[going OT] Re: 64Bit installation on a 500 GB Sata DRIVE
Johannes Wiedersich wrote:
> thveillon.debian wrote:
>> Johannes Wiedersich wrote:
>>> Frank Lin PIAT wrote:
>>>> But unless you have a specific need to use stick to 32bit kernel
>>>> (driver, old application [in]compatibility), it is wise to move to
>>> I know that 64bit is the future. I have the feeling, however, that many
>>> applications are still better supported on 32bit than on 64bit. This
>>> applies especially for multimedia, web pages and viewing certain
>>> restricted pdfs, but I have often regretted the decision to move one of
>>> my workstations to 64bit, just because it adds more hassle than it gains
>>> in performance.
>>> Of course this is just my humble opinion. It may work for others.
>>> So, again: What is the advantage of running 64bit that warrants the
>>> extra hassle?
>> I have all the systems I use/admin in 64bits (amd64), it's mainly Debian
>> and Ubuntu, I don't feel any "hassle" anymore. It used to be a problem
>> for a few web pluggins and a few semi-deprecated programs, but not
>> anymore. Most systems are multimedia workstations, everything works very
>> well, including flash (native 64bits), Java (native 64bits), all
>> possible codecs (w64codecs and more), Mplayer, Xine, Blender...
> I'm glad it works for you.

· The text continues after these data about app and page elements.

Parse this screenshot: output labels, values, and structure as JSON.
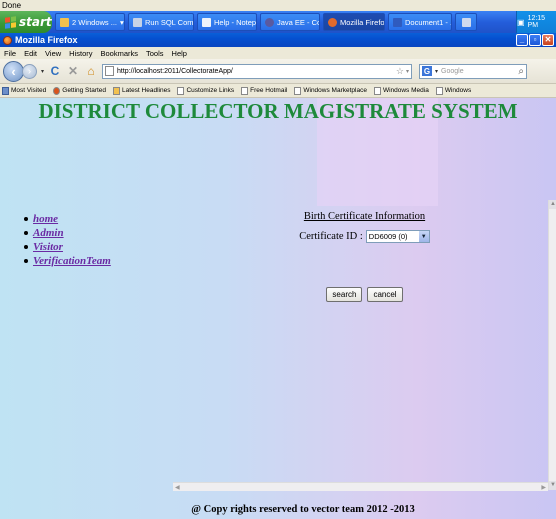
{
  "status": {
    "text": "Done"
  },
  "taskbar": {
    "start_label": "start",
    "items": [
      {
        "label": "2 Windows ...",
        "icon": "folder-icon",
        "color": "#f2c14e"
      },
      {
        "label": "Run SQL Com...",
        "icon": "sql-icon",
        "color": "#c7d3e6"
      },
      {
        "label": "Help - Notepad",
        "icon": "notepad-icon",
        "color": "#eef3fb"
      },
      {
        "label": "Java EE - Coll...",
        "icon": "eclipse-icon",
        "color": "#5a5aa0"
      },
      {
        "label": "Mozilla Firefox",
        "icon": "firefox-icon",
        "color": "#e06a2b"
      },
      {
        "label": "Document1 - ...",
        "icon": "word-icon",
        "color": "#2f5bbf"
      }
    ],
    "clock": "12:15 PM"
  },
  "window": {
    "title": "Mozilla Firefox"
  },
  "menu": {
    "items": [
      "File",
      "Edit",
      "View",
      "History",
      "Bookmarks",
      "Tools",
      "Help"
    ]
  },
  "navbar": {
    "url": "http://localhost:2011/CollectorateApp/",
    "search_placeholder": "Google"
  },
  "bookmarks": {
    "items": [
      "Most Visited",
      "Getting Started",
      "Latest Headlines",
      "Customize Links",
      "Free Hotmail",
      "Windows Marketplace",
      "Windows Media",
      "Windows"
    ]
  },
  "page": {
    "title": "DISTRICT COLLECTOR MAGISTRATE SYSTEM",
    "nav": [
      "home",
      "Admin",
      "Visitor",
      "VerificationTeam"
    ],
    "form_heading": "Birth Certificate Information",
    "cert_label": "Certificate ID :",
    "cert_value": "DD6009 (0)",
    "search_button": "search",
    "cancel_button": "cancel",
    "footer": "@ Copy rights reserved to vector team 2012 -2013"
  }
}
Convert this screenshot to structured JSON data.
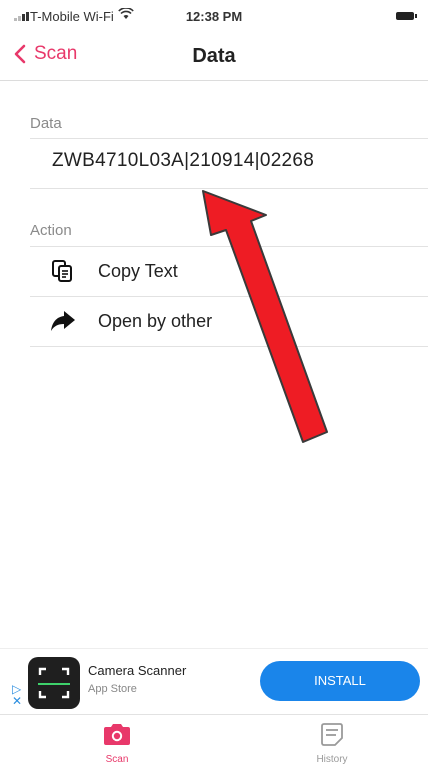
{
  "status_bar": {
    "carrier": "T-Mobile Wi-Fi",
    "time": "12:38 PM"
  },
  "nav": {
    "back_label": "Scan",
    "title": "Data"
  },
  "data_section": {
    "header": "Data",
    "value": "ZWB4710L03A|210914|02268"
  },
  "action_section": {
    "header": "Action",
    "items": [
      {
        "label": "Copy Text",
        "icon": "copy-text-icon"
      },
      {
        "label": "Open by other",
        "icon": "share-arrow-icon"
      }
    ]
  },
  "ad": {
    "app_name": "Camera Scanner",
    "store": "App Store",
    "install_label": "INSTALL"
  },
  "tabs": [
    {
      "label": "Scan",
      "icon": "camera-icon",
      "active": true
    },
    {
      "label": "History",
      "icon": "history-icon",
      "active": false
    }
  ],
  "colors": {
    "accent": "#e8386a",
    "install": "#1a85ea",
    "annotation_arrow": "#ee1c24"
  }
}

I maintain that there are some sites and some
> plugins that won't work correctly on amd64, while they work fine on x86.
> Last time I tried virtualbox, would not start that proprietary OS on
> amd64, either.
I have Sun/Oracle VirtualBox amd64 (the proprietary one) running both XP
and Win7-rc, XP vm are 32bits, Win7 is 64bit, no problem here (Debian
>> Regarding performances, it's sometimes just the same, often much faster,
>> never slower, so no reason to look back to i386 for me. There's many
>> comparison floating around, especially on www.phoronix.com, you can have
>> a look at this Ubuntu vs Fedora roundup
> Are you sure, that the x86 tests were carried out with the amd64-kernel
> for x86? I am sure that 686-kernels will be outperformed by
> amd64-kernels. My golden compromise between performance and usability is
> a amd64 kernel with 32-bit userland.
> If it's really the amd64-kernel on x86 that's outperformed, I'd start to
I am pretty sure it's 64bits kernel and libs, it would be really
interesting to see the phoronix test tool (it's free, opensource, and
gratis) results on such a setting, if you have spare time and/or a test
phoronix ran test on Ubuntu vs Mac os, both x86 and x86_64 Ubuntu (the
later being a bit better, but still lagging behind the Mac). Which is
interesting is that they say Mac OS kernel is 32bits, but with support
for 64bits apps, which sounded strange to me:
"With the OS X kernel currently being 32-bit but with support for 64-bit
>> I imagine the performance gain should be even more sensible with some
>> databases or intensive scientific number-crushing apps.
> After the recent change of German copyright (Urheberrecht), libraries
> started to send copy-protected pdf's that require a closed source
> DRM-plugin, which is only available for i386. So, what you gain in speed
> by improved number-crunching, might be lost by not being able to study
> the scientific literature :-(
> [Of course, I would prefer to read the literature without the need of
> non-free software! ]
Yep, it's strange to see that the so called "competition" in the
proprietary software market doesn't drive editors to keep up with
It might changes with MS pushing 64bits OS versions forward. For such
cases it's always possible to keep a 32bits vm, or a chroot.